Friday, February 5, 2016

Productive Frustration

Jack has been at Montana Academy for about 10 weeks now and by all accounts things have been going pretty well. He has adjusted to the surroundings and structure of the facility and has been very happy with his social interactions. The social piece is Jack's strong suit for sure. He is a charming, seemingly confident young man with inviting blue eyes and a warm smile. He listens well to others because, I believe, he genuinely cares about people.

Jack has been playing music everyday. He has a bit of a gift for music and finds enjoyment and comfort in all things musical. He is adept at the piano and guitar and has recently found a fondness for the mandolin. He has joined the choir at school and enjoys showing-off his pleasant voice.

If it weren't for the school and therapeutic work I'd say that Jack has found his Nirvana. The school is located out in the "boonies". From the grounds and windows there is nothing in sight but Montana wilderness and snow-capped mountains. In the winter the weather there is cloudy and snowy yet remarkably mild. I'd have guessed that temperatures would be consistently prohibitive to outdoor activities but that is not the case. As the kids move about the campus, a total of seven or eight buildings, the experience is pleasant. I know that Jack loves the environment.

The last letter we received was the first hint that perhaps things aren't all rosy. We had heard before that school work was a source of great stress for Jack. That was no surprise as academics has always represented that for him. He has a soaring IQ coupled with some deficits in his executive functions. That makes it very difficult for him to lay out the steps for getting assignments and projects completed. The frustration comes from his ability to easily understand the concepts but struggle to get to the work done. Montana Academy is the perfect place for him as that is their specialty on the academic side of things. He will be taught how to plan and organize and create bite-sized goals as a means of accomplishing his work.

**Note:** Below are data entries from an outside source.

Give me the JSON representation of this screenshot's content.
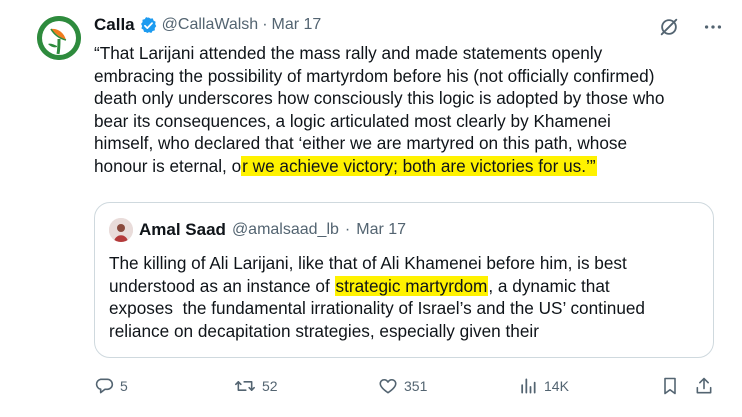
{
  "author": {
    "name": "Calla",
    "handle": "@CallaWalsh",
    "separator": "·",
    "date": "Mar 17",
    "verified": true,
    "avatar_icon": "calla-lily-logo-icon"
  },
  "body": {
    "lines": [
      "“That Larijani attended the mass rally and made statements openly",
      "embracing the possibility of martyrdom before his (not officially confirmed)",
      "death only underscores how consciously this logic is adopted by those who",
      "bear its consequences, a logic articulated most clearly by Khamenei",
      "himself, who declared that ‘either we are martyred on this path, whose"
    ],
    "last_line_before": "honour is eternal, o",
    "last_line_highlight": "r we achieve victory; both are victories for us.’”"
  },
  "quote": {
    "name": "Amal Saad",
    "handle": "@amalsaad_lb",
    "separator": "·",
    "date": "Mar 17",
    "line1": "The killing of Ali Larijani, like that of Ali Khamenei before him, is best",
    "line2_before": "understood as an instance of ",
    "line2_highlight": "strategic martyrdom",
    "line2_after": ", a dynamic that",
    "line3": "exposes  the fundamental irrationality of Israel’s and the US’ continued",
    "line4": "reliance on decapitation strategies, especially given their"
  },
  "actions": {
    "replies": "5",
    "reposts": "52",
    "likes": "351",
    "views": "14K"
  },
  "colors": {
    "text": "#0f1419",
    "muted": "#536471",
    "verified": "#1d9bf0",
    "highlight": "#fff200",
    "border": "#cfd9de",
    "avatar_green": "#2e8b3d"
  }
}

This letter brought to light a newer struggle, one in his therapeutic work. In the letter he stated that he wasn't really gaining anything from a mental and emotional perspective. He feels as though he is going through the motions and waiting for graduation. He lays responsibility for that on the school, his therapist and the staff. For Jack this is a regression, a step backward into patterns that helped push him towards his experience of wilderness and therapeutic school in the first place.

Kids like Jack often fail to take responsibility for their situations in life. In the face of adversity they will externalize the causes of their frustrations and consequences. The behavior is a filter through which they soothe over the conflict they feel for having made inappropriate choices. It's a defense mechanism against further crushing of self-esteem.

I can hear the pain in Jack's voice as he describes his perception of the situation and feel bad that he bears such negative emotions about it. On the other hand I am encouraged that he is in a place from which he will need to recover. It's in the recovery that the skills are learned. Jack's counselor, while he was in wilderness, often told us that no progress is being made while a child is sailing along. He'd say it was like "going to the gym without lifting the weights". At this moment, and probably for several weeks to come, Jack has some heavy lifting to do.

As Jack works through this struggle he will be developing the skills he'll need to get beyond other challenges he'll face as he lives his life. He has the advantage of doing this work in a place that specializes in helping kids like him with this type of issue everyday. Before long he will understand that his intention to grow and mature outweigh the negative influences he perceives coming from his surroundings. He is frustrated but in a place of being aware and intentional about progress. His is a productive frustration.

Consider contributing to one of these funds so families that need help can afford it.

Labels: , , , , , , , , , , , , ,


Post a Comment

Subscribe to Post Comments [Atom]

<< Home